Find every line below where the string "label" shows up, and copy those lines.

Component data from apps and pages
-------
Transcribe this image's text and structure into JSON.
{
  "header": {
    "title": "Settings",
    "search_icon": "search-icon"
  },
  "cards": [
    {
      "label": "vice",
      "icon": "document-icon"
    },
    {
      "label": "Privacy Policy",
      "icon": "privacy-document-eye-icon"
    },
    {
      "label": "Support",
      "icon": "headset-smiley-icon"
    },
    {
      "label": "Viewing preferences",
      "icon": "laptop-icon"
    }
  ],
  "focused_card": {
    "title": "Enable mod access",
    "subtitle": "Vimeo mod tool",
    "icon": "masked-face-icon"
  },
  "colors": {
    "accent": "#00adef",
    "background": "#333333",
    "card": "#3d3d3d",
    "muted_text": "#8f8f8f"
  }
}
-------
### Response box
      "label": "vice",
      "label": "Privacy Policy",
      "label": "Support",
      "label": "Viewing preferences",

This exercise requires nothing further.